A former hippie guru who hid out in Europe after murdering his ex-girlfriend 29 years ago has lost an appeal of his murder conviction.
A three-judge Superior Court panel rejected all 10 issues raised by Ira Einhorn, 66, who is serving life in prison without parole for the murder of Holly Maddux.
Einhorn, who spent nearly 17 years on the run in Europe, was convicted in absentia at an earlier trial but was granted a new one after he was caught in France.
He argued in his appeal that the Philadelphia judge who presided at his 2002 trial wrongly allowed prosecutors to show he abused other women; failed to sequester jurors; and refused to grant his wife immunity or allow her to testify by videotape from Europe.
“The trial court was well within its discretion to admit evidence of Einhorn’s past violence against women in order for the prosecution to prove a common scheme,” the Superior Court said in addressing the first issue.
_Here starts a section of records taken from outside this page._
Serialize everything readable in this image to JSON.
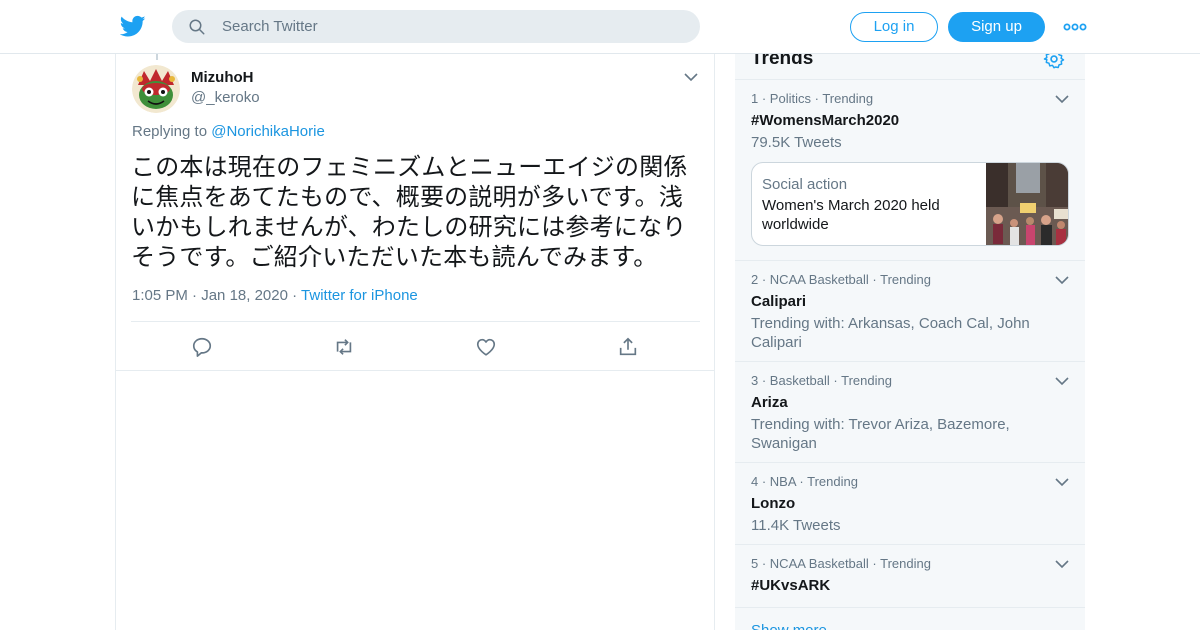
{
  "header": {
    "search_placeholder": "Search Twitter",
    "login_label": "Log in",
    "signup_label": "Sign up"
  },
  "tweet": {
    "name": "MizuhoH",
    "handle": "@_keroko",
    "replying_prefix": "Replying to",
    "replying_to": "@NorichikaHorie",
    "text": "この本は現在のフェミニズムとニューエイジの関係に焦点をあてたもので、概要の説明が多いです。浅いかもしれませんが、わたしの研究には参考になりそうです。ご紹介いただいた本も読んでみます。",
    "time": "1:05 PM",
    "date": "Jan 18, 2020",
    "source": "Twitter for iPhone"
  },
  "trends": {
    "title": "Trends",
    "items": [
      {
        "rank": "1",
        "category": "Politics",
        "status": "Trending",
        "name": "#WomensMarch2020",
        "sub": "79.5K Tweets"
      },
      {
        "rank": "2",
        "category": "NCAA Basketball",
        "status": "Trending",
        "name": "Calipari",
        "sub": "Trending with: Arkansas, Coach Cal, John Calipari"
      },
      {
        "rank": "3",
        "category": "Basketball",
        "status": "Trending",
        "name": "Ariza",
        "sub": "Trending with: Trevor Ariza, Bazemore, Swanigan"
      },
      {
        "rank": "4",
        "category": "NBA",
        "status": "Trending",
        "name": "Lonzo",
        "sub": "11.4K Tweets"
      },
      {
        "rank": "5",
        "category": "NCAA Basketball",
        "status": "Trending",
        "name": "#UKvsARK",
        "sub": ""
      }
    ],
    "card": {
      "label": "Social action",
      "title": "Women's March 2020 held worldwide"
    },
    "show_more": "Show more"
  },
  "colors": {
    "accent": "#1da1f2",
    "link": "#1b95e0",
    "muted": "#657786",
    "panel": "#f5f8fa"
  }
}
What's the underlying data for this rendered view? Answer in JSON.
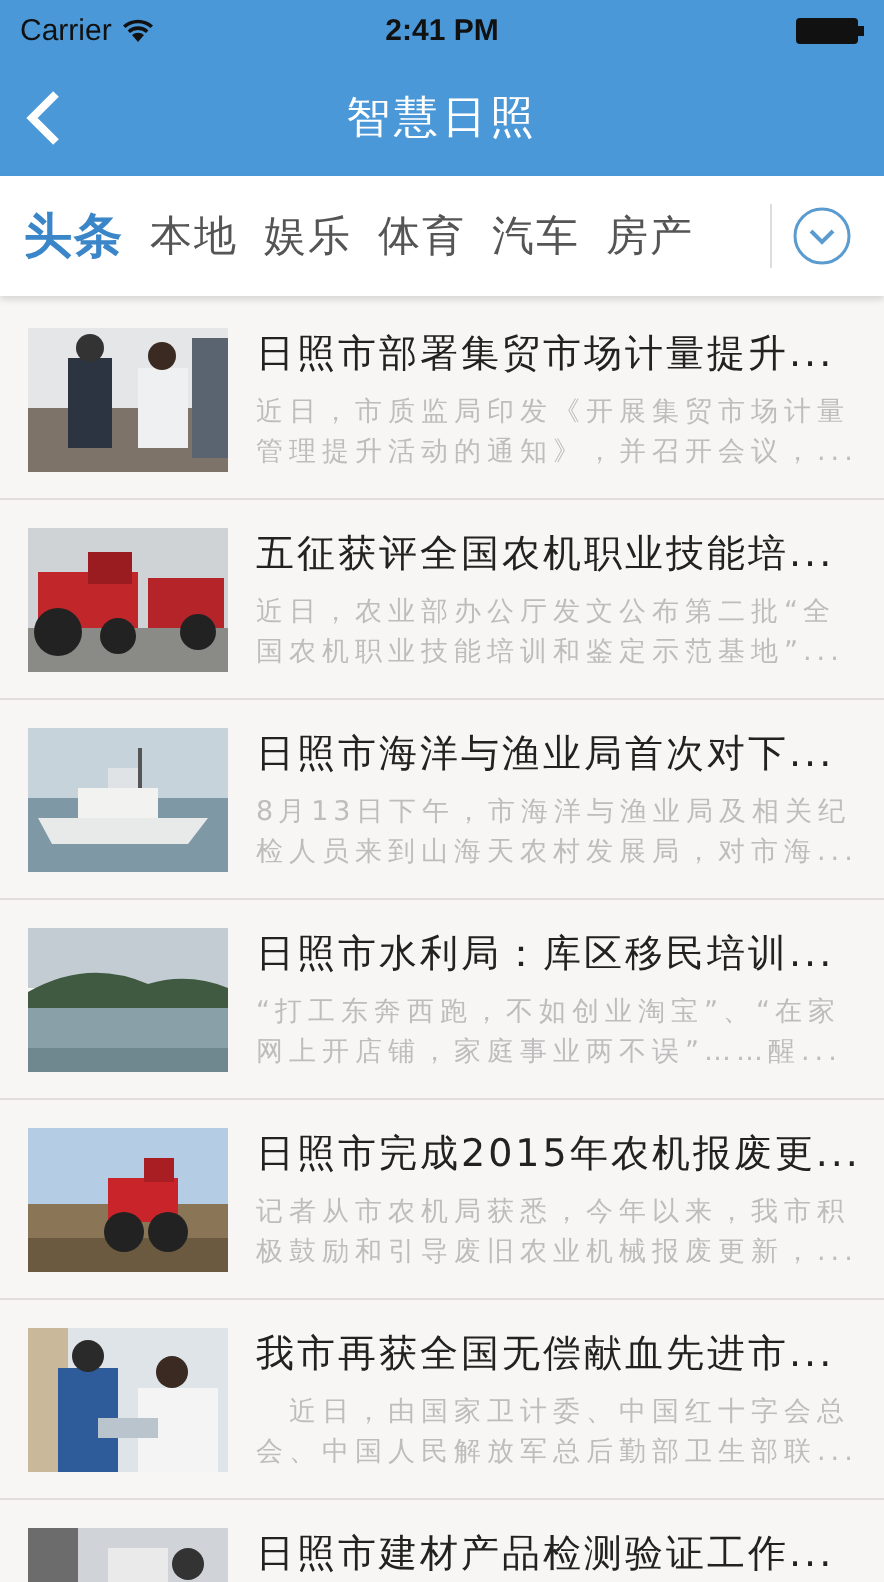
{
  "status_bar": {
    "carrier": "Carrier",
    "time": "2:41 PM"
  },
  "nav_bar": {
    "title": "智慧日照"
  },
  "tabs": [
    {
      "label": "头条",
      "selected": true
    },
    {
      "label": "本地",
      "selected": false
    },
    {
      "label": "娱乐",
      "selected": false
    },
    {
      "label": "体育",
      "selected": false
    },
    {
      "label": "汽车",
      "selected": false
    },
    {
      "label": "房产",
      "selected": false
    }
  ],
  "news": [
    {
      "title": "日照市部署集贸市场计量提升...",
      "summary": "近日，市质监局印发《开展集贸市场计量管理提升活动的通知》，并召开会议，..."
    },
    {
      "title": "五征获评全国农机职业技能培...",
      "summary": "近日，农业部办公厅发文公布第二批“全国农机职业技能培训和鉴定示范基地”..."
    },
    {
      "title": "日照市海洋与渔业局首次对下...",
      "summary": "8月13日下午，市海洋与渔业局及相关纪检人员来到山海天农村发展局，对市海..."
    },
    {
      "title": "日照市水利局：库区移民培训...",
      "summary": "“打工东奔西跑，不如创业淘宝”、“在家网上开店铺，家庭事业两不误”……醒..."
    },
    {
      "title": "日照市完成2015年农机报废更...",
      "summary": "记者从市农机局获悉，今年以来，我市积极鼓励和引导废旧农业机械报废更新，..."
    },
    {
      "title": "我市再获全国无偿献血先进市...",
      "summary": "　近日，由国家卫计委、中国红十字会总会、中国人民解放军总后勤部卫生部联..."
    },
    {
      "title": "日照市建材产品检测验证工作..."
    }
  ]
}
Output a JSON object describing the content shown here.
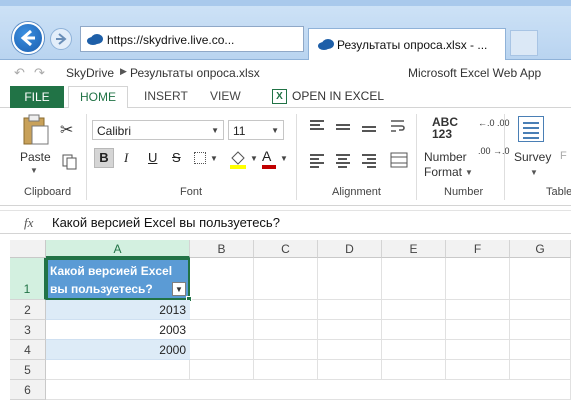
{
  "browser": {
    "address": "https://skydrive.live.co...",
    "tab_title": "Результаты опроса.xlsx - ..."
  },
  "excel": {
    "breadcrumb": {
      "home": "SkyDrive",
      "file": "Результаты опроса.xlsx"
    },
    "app_name": "Microsoft Excel Web App"
  },
  "ribbon": {
    "tabs": {
      "file": "FILE",
      "home": "HOME",
      "insert": "INSERT",
      "view": "VIEW",
      "open_in_excel": "OPEN IN EXCEL"
    },
    "clipboard": {
      "label": "Clipboard",
      "paste": "Paste"
    },
    "font": {
      "label": "Font",
      "name": "Calibri",
      "size": "11",
      "bold": "B",
      "italic": "I",
      "underline": "U",
      "strike": "S",
      "font_color_glyph": "A"
    },
    "alignment": {
      "label": "Alignment"
    },
    "number": {
      "label": "Number",
      "abc": "ABC",
      "digits": "123",
      "number_label": "Number",
      "format_label": "Format",
      "inc_decimal": "←.0 .00",
      "dec_decimal": ".00 →.0"
    },
    "tables": {
      "label": "Table",
      "survey": "Survey",
      "format_partial": "F"
    }
  },
  "formula_bar": {
    "fx": "fx",
    "content": "Какой версией Excel вы пользуетесь?"
  },
  "grid": {
    "columns": [
      "A",
      "B",
      "C",
      "D",
      "E",
      "F",
      "G"
    ],
    "rows": [
      "1",
      "2",
      "3",
      "4",
      "5",
      "6"
    ],
    "header_cell": "Какой версией Excel вы пользуетесь?",
    "values": [
      "2013",
      "2003",
      "2000"
    ]
  },
  "colors": {
    "excel_green": "#217346",
    "table_header": "#5b9bd5",
    "table_band": "#ddebf7"
  }
}
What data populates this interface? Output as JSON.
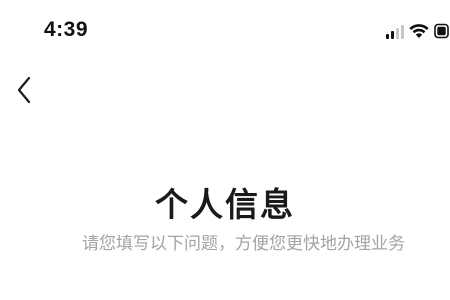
{
  "status_bar": {
    "time": "4:39",
    "icons": [
      "signal-icon",
      "wifi-icon",
      "battery-icon"
    ]
  },
  "nav": {
    "back_icon": "chevron-left-icon"
  },
  "main": {
    "title": "个人信息",
    "subtitle": "请您填写以下问题，方便您更快地办理业务"
  },
  "colors": {
    "background": "#ffffff",
    "title": "#1a1a1a",
    "subtitle": "#a3a3a8",
    "status_text": "#111111"
  }
}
The unanimous ruling was issued late Tuesday.
Einhorn’s wife, Swedish-born Annika Flodin, declined to come to the U.S. to testify, fearing she might be arrested for aiding a fugitive. They had married while Einhorn was on the run.
Friends and family members testified that Maddux, 30, had been planning to leave Einhorn before she disappeared in 1977. Her mummified remains were found 18 months later in a locked steamer trunk in the West Philadelphia apartment they shared.
“For the sake of Holly Maddux and her family, we are very pleased by the court’s decision to reject Ira Einhorn’s appeal,” Philadelphia District Attorney Lynne Abraham said Wednesday. “We are determined to counter any effort that he might make.”